**What is being asked:** From the records below, extract all the text exactly and leave the images behind.

**Supplied data:**
--------------------------------------------------
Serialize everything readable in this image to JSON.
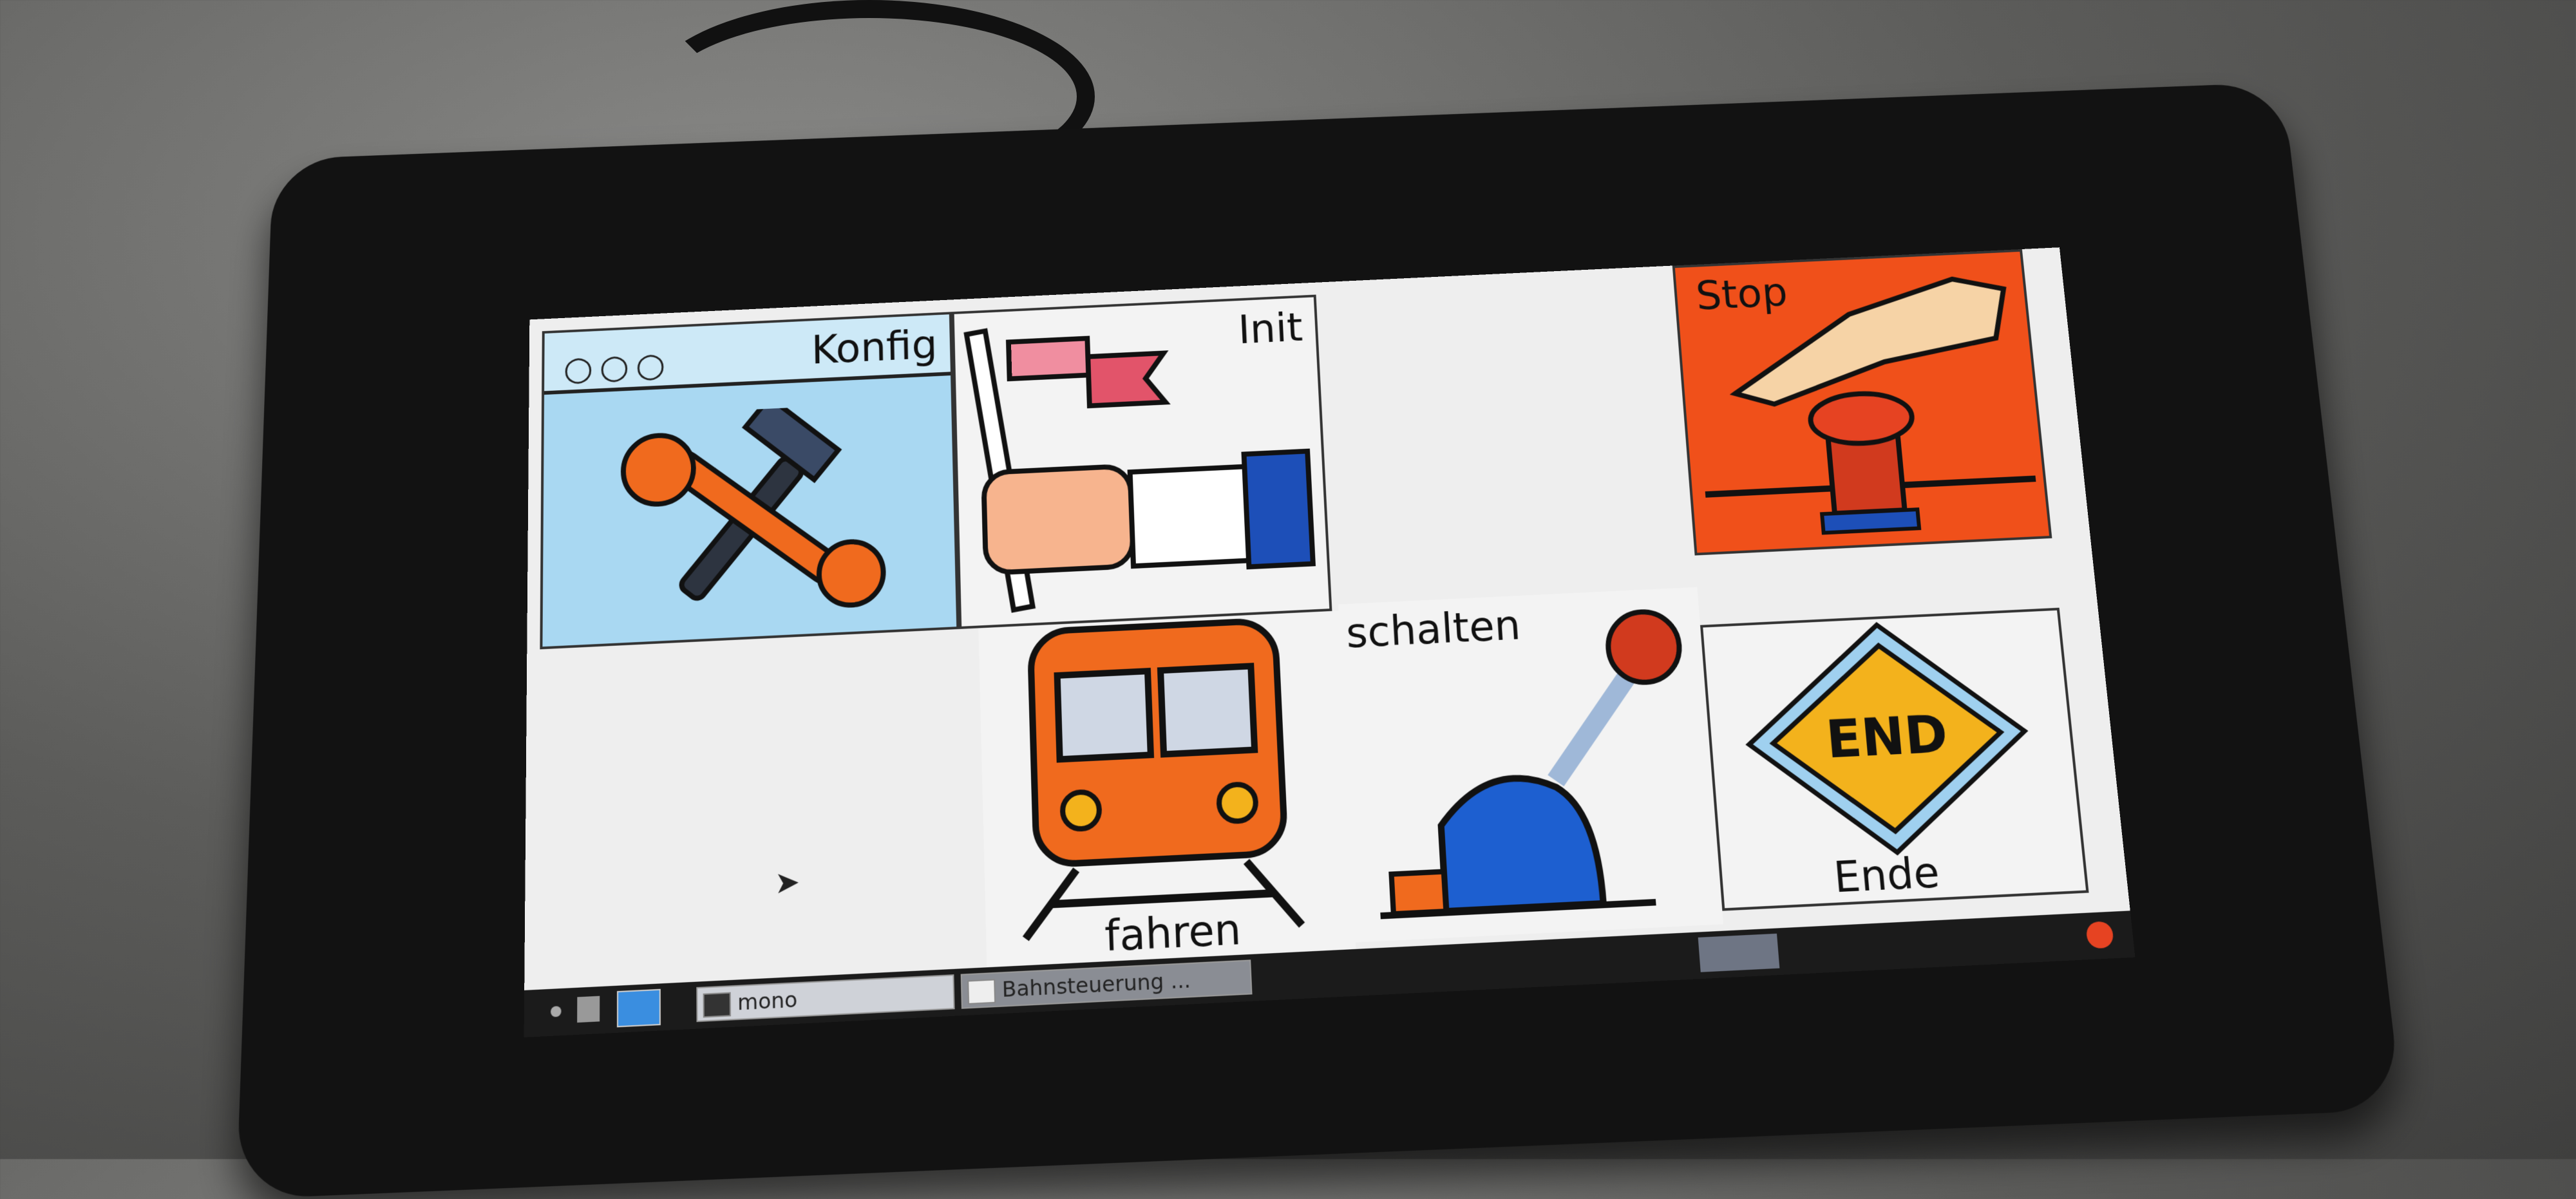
{
  "tiles": {
    "konfig": {
      "label": "Konfig",
      "icon": "tools-icon"
    },
    "init": {
      "label": "Init",
      "icon": "flag-icon"
    },
    "stop": {
      "label": "Stop",
      "icon": "emergency-stop-icon",
      "color": "#f0501a"
    },
    "fahren": {
      "label": "fahren",
      "icon": "train-icon"
    },
    "schalten": {
      "label": "schalten",
      "icon": "lever-icon"
    },
    "ende": {
      "label": "Ende",
      "icon": "end-sign-icon",
      "sign_text": "END"
    }
  },
  "taskbar": {
    "windows": [
      {
        "label": "mono"
      },
      {
        "label": "Bahnsteuerung ..."
      }
    ]
  },
  "colors": {
    "konfig_bg": "#a9d8f2",
    "stop_bg": "#f0501a",
    "end_sign": "#f3b21c",
    "taskbar": "#1b1b1b"
  }
}
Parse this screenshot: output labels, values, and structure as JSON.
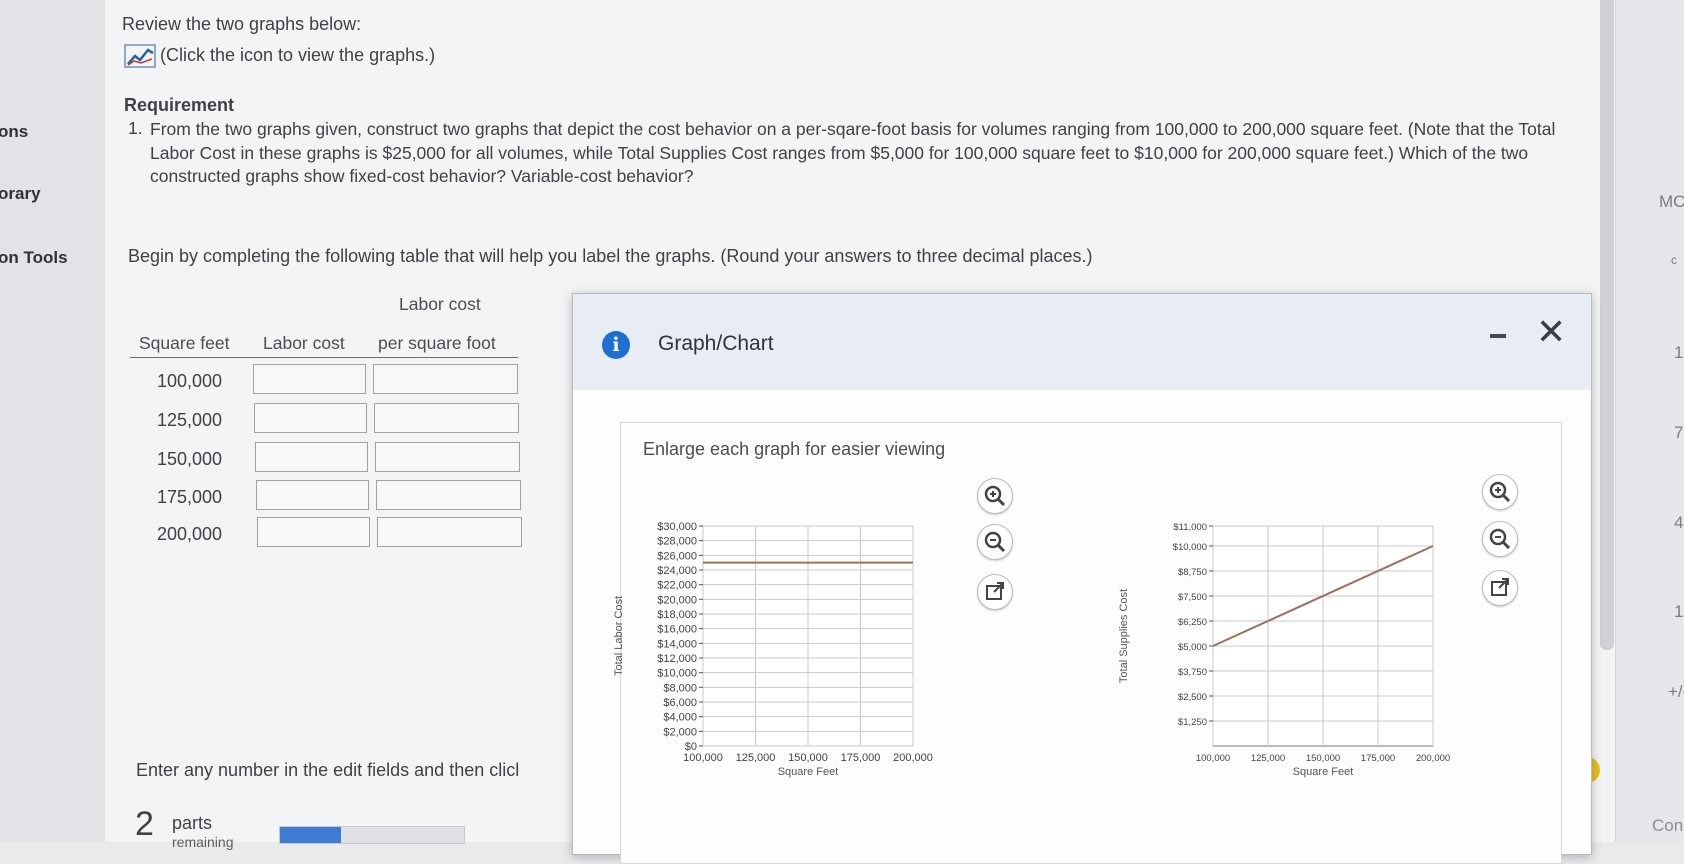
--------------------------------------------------
**Response to this exercise:**
Serialize everything readable in this image to JSON.
{
  "tiles": {
    "konfig": {
      "label": "Konfig",
      "icon": "tools-icon"
    },
    "init": {
      "label": "Init",
      "icon": "flag-icon"
    },
    "stop": {
      "label": "Stop",
      "icon": "emergency-stop-icon",
      "color": "#f0501a"
    },
    "fahren": {
      "label": "fahren",
      "icon": "train-icon"
    },
    "schalten": {
      "label": "schalten",
      "icon": "lever-icon"
    },
    "ende": {
      "label": "Ende",
      "icon": "end-sign-icon",
      "sign_text": "END"
    }
  },
  "taskbar": {
    "windows": [
      {
        "label": "mono"
      },
      {
        "label": "Bahnsteuerung ..."
      }
    ]
  },
  "colors": {
    "konfig_bg": "#a9d8f2",
    "stop_bg": "#f0501a",
    "end_sign": "#f3b21c",
    "taskbar": "#1b1b1b"
  }
}
Parse this screenshot: output labels, values, and structure as JSON.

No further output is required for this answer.